British Airways is working with a partner to change the fuel its jet engines are powered by from petroleum-based jet fuel to alcohol. This aims to help reduce the carbon cost of the flight industry.
The UK airline is partnering with LanzaJet, a US-based producer of sustainable biofuel which is made from organic grain alcohol that is sustainably sourced.
The sustainable ethanol is then converted using a patented chemical process into aviation fuel that emits 70 per cent fewer greenhouse gases compared to the traditional jet fuel, which tends to cost less for airlines but is significantly more polluting.
One of the difficulties in switching to less polluting and more sustainable fuel sources is the need for a very low freezing point due to the lower temperatures above the atmosphere.
British Airways has funded the construction of a new commercial-scale plant in Georgia, which creates a sustainable version of jet fuel from bioethanol, and is set to begin fuelling flights with the sustainable fuel from the end of 2022.
What has helped with the transition is that by creating a fuel similar to jet fuel, the current engines and aircraft can continue to be used whilst the aviation industry finds other long term solutions to decarbonise the industry by 2050.
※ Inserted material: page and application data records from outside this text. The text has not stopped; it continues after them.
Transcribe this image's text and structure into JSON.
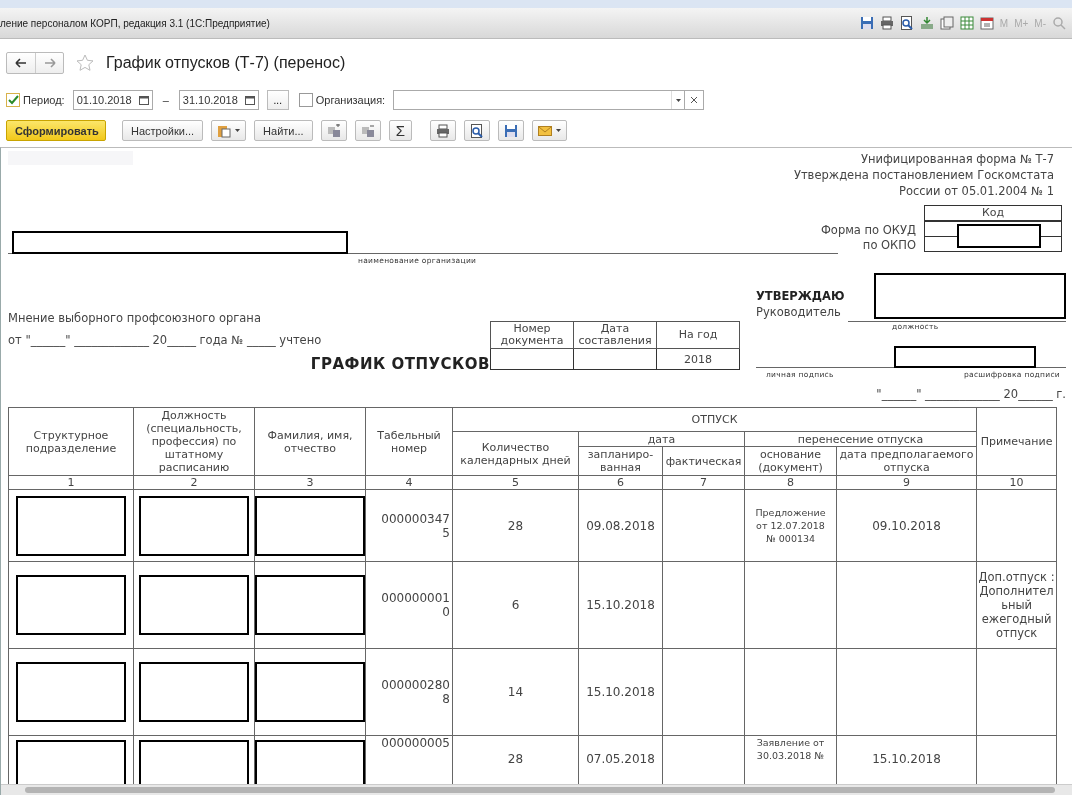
{
  "window": {
    "title": "ление персоналом КОРП, редакция 3.1  (1С:Предприятие)",
    "memory_keys": [
      "M",
      "M+",
      "M-"
    ]
  },
  "header": {
    "title": "График отпусков (Т-7) (перенос)",
    "favorite": false
  },
  "filters": {
    "period_checked": true,
    "period_label": "Период:",
    "from": "01.10.2018",
    "dash": "–",
    "to": "31.10.2018",
    "more": "...",
    "org_checked": false,
    "org_label": "Организация:"
  },
  "toolbar": {
    "generate": "Сформировать",
    "settings": "Настройки...",
    "find": "Найти...",
    "sum": "Σ"
  },
  "form": {
    "header_lines": [
      "Унифицированная форма № Т-7",
      "Утверждена постановлением Госкомстата",
      "России от 05.01.2004 № 1"
    ],
    "code_header": "Код",
    "code_labels": [
      "Форма по ОКУД",
      "по ОКПО"
    ],
    "org_redacted": true,
    "org_caption": "наименование организации",
    "union_lines": [
      "Мнение выборного профсоюзного органа",
      "от \"______\" _____________ 20_____ года № _____ учтено"
    ],
    "title": "ГРАФИК ОТПУСКОВ",
    "doc_table": {
      "columns": [
        "Номер документа",
        "Дата составления",
        "На год"
      ],
      "year": "2018"
    },
    "approve": {
      "heading": "УТВЕРЖДАЮ",
      "role": "Руководитель",
      "role_redacted": true,
      "role_caption": "должность",
      "signature_caption": "личная подпись",
      "name_redacted": true,
      "name_caption": "расшифровка подписи",
      "date_line": "\"______\" _____________ 20______ г."
    }
  },
  "table": {
    "columns": [
      "Структурное подразделение",
      "Должность (специальность, профессия) по штатному расписанию",
      "Фамилия, имя, отчество",
      "Табельный номер",
      "Количество календарных дней"
    ],
    "group": "ОТПУСК",
    "date_group": "дата",
    "date_columns": [
      "запланиро-ванная",
      "фактическая"
    ],
    "transfer_group": "перенесение отпуска",
    "transfer_columns": [
      "основание (документ)",
      "дата предполагаемого отпуска"
    ],
    "note_column": "Примечание",
    "numbers": [
      "1",
      "2",
      "3",
      "4",
      "5",
      "6",
      "7",
      "8",
      "9",
      "10"
    ],
    "rows": [
      {
        "redacted": true,
        "tab_number": "0000003475",
        "days": "28",
        "planned": "09.08.2018",
        "basis": "Предложение от 12.07.2018 № 000134",
        "proposed": "09.10.2018"
      },
      {
        "redacted": true,
        "tab_number": "0000000010",
        "days": "6",
        "planned": "15.10.2018",
        "note": "Доп.отпуск : Дополнительный ежегодный отпуск"
      },
      {
        "redacted": true,
        "tab_number": "0000002808",
        "days": "14",
        "planned": "15.10.2018"
      },
      {
        "redacted": true,
        "tab_number": "000000005",
        "days": "28",
        "planned": "07.05.2018",
        "basis": "Заявление от 30.03.2018 №",
        "proposed": "15.10.2018"
      }
    ]
  }
}
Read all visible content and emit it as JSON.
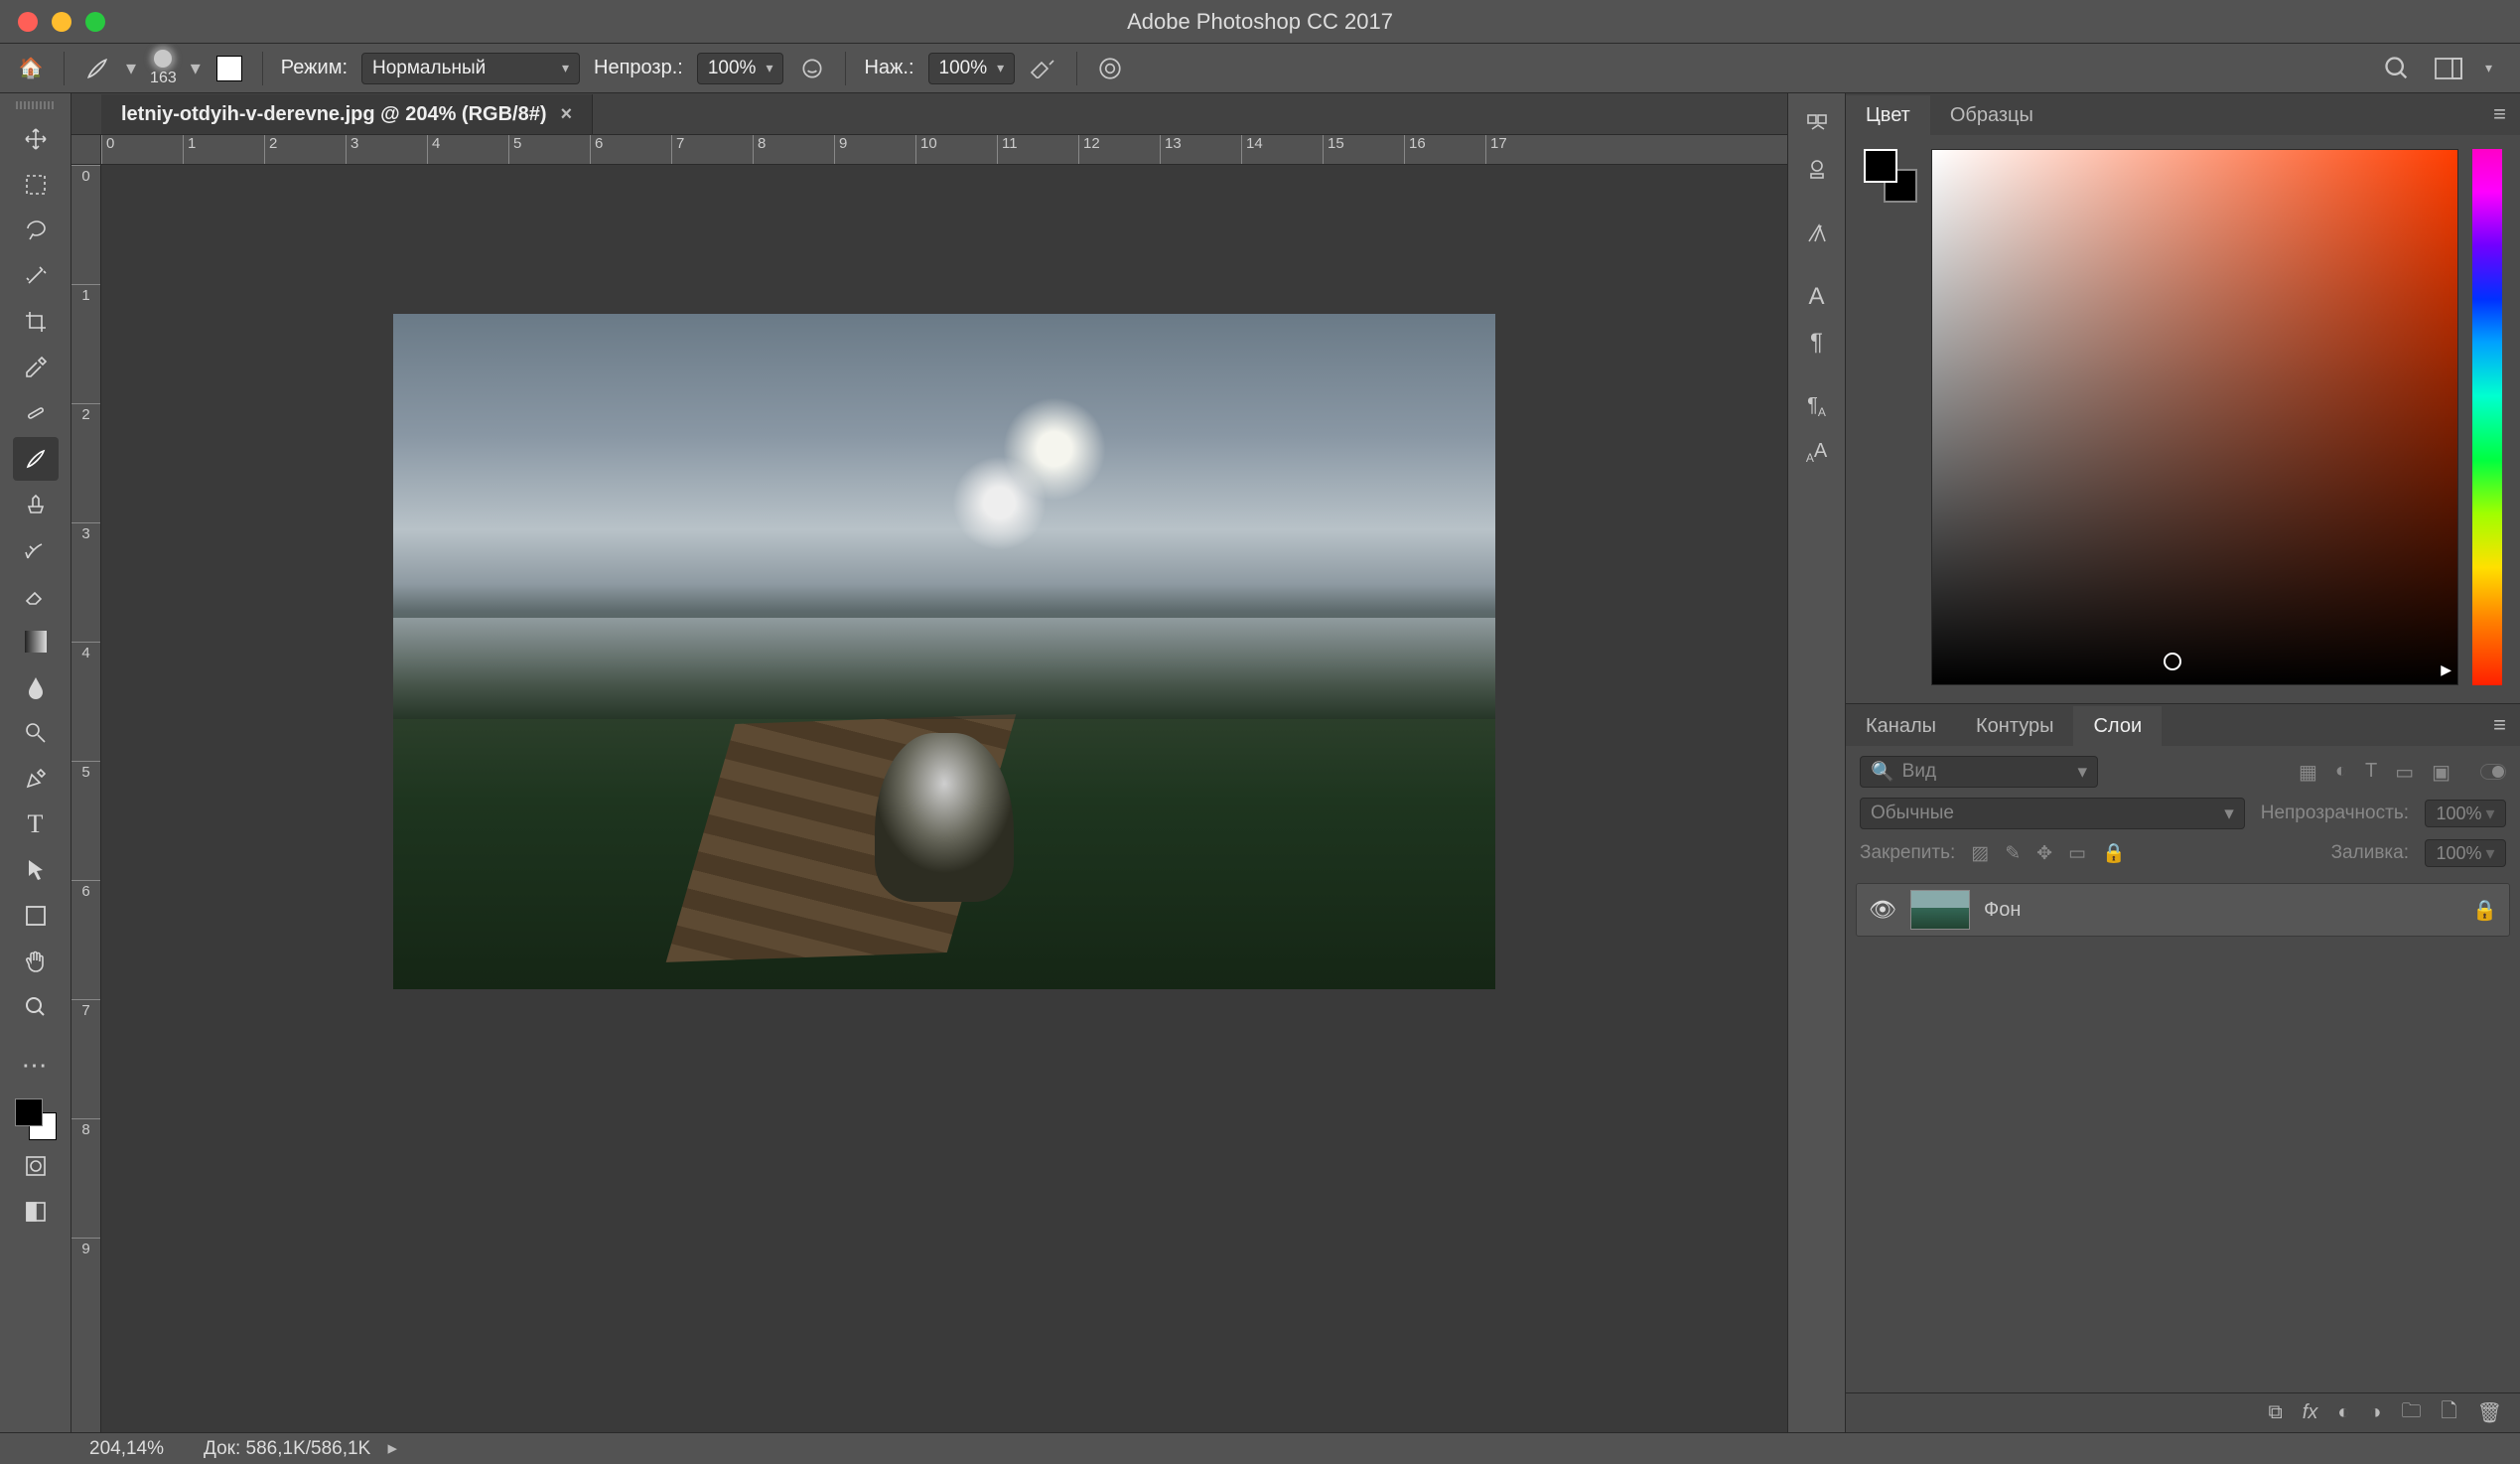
{
  "window": {
    "title": "Adobe Photoshop CC 2017"
  },
  "optbar": {
    "brush_size": "163",
    "mode_label": "Режим:",
    "blend_mode": "Нормальный",
    "opacity_label": "Непрозр.:",
    "opacity_value": "100%",
    "flow_label": "Наж.:",
    "flow_value": "100%"
  },
  "document": {
    "tab_title": "letniy-otdyih-v-derevne.jpg @ 204% (RGB/8#)"
  },
  "ruler_h": [
    "0",
    "1",
    "2",
    "3",
    "4",
    "5",
    "6",
    "7",
    "8",
    "9",
    "10",
    "11",
    "12",
    "13",
    "14",
    "15",
    "16",
    "17"
  ],
  "ruler_v": [
    "0",
    "1",
    "2",
    "3",
    "4",
    "5",
    "6",
    "7",
    "8",
    "9"
  ],
  "right_tabs_color": {
    "color": "Цвет",
    "swatches": "Образцы"
  },
  "right_tabs_layers": {
    "channels": "Каналы",
    "paths": "Контуры",
    "layers": "Слои"
  },
  "layers": {
    "kind_placeholder": "Вид",
    "blend_mode": "Обычные",
    "opacity_label": "Непрозрачность:",
    "opacity_value": "100%",
    "lock_label": "Закрепить:",
    "fill_label": "Заливка:",
    "fill_value": "100%",
    "items": [
      {
        "name": "Фон"
      }
    ]
  },
  "status": {
    "zoom": "204,14%",
    "doc_label": "Док:",
    "doc_value": "586,1K/586,1K"
  }
}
As the aviation industry is responsible for 3 per cent of all carbon dioxide emitted into the atmosphere, a substantial change is needed to ensure the industry remains viable and sustainable.
Sustainably sourced alcohol is one solution that has been proposed, as well as hydrogen fuel cells and algae-derived jet fuels.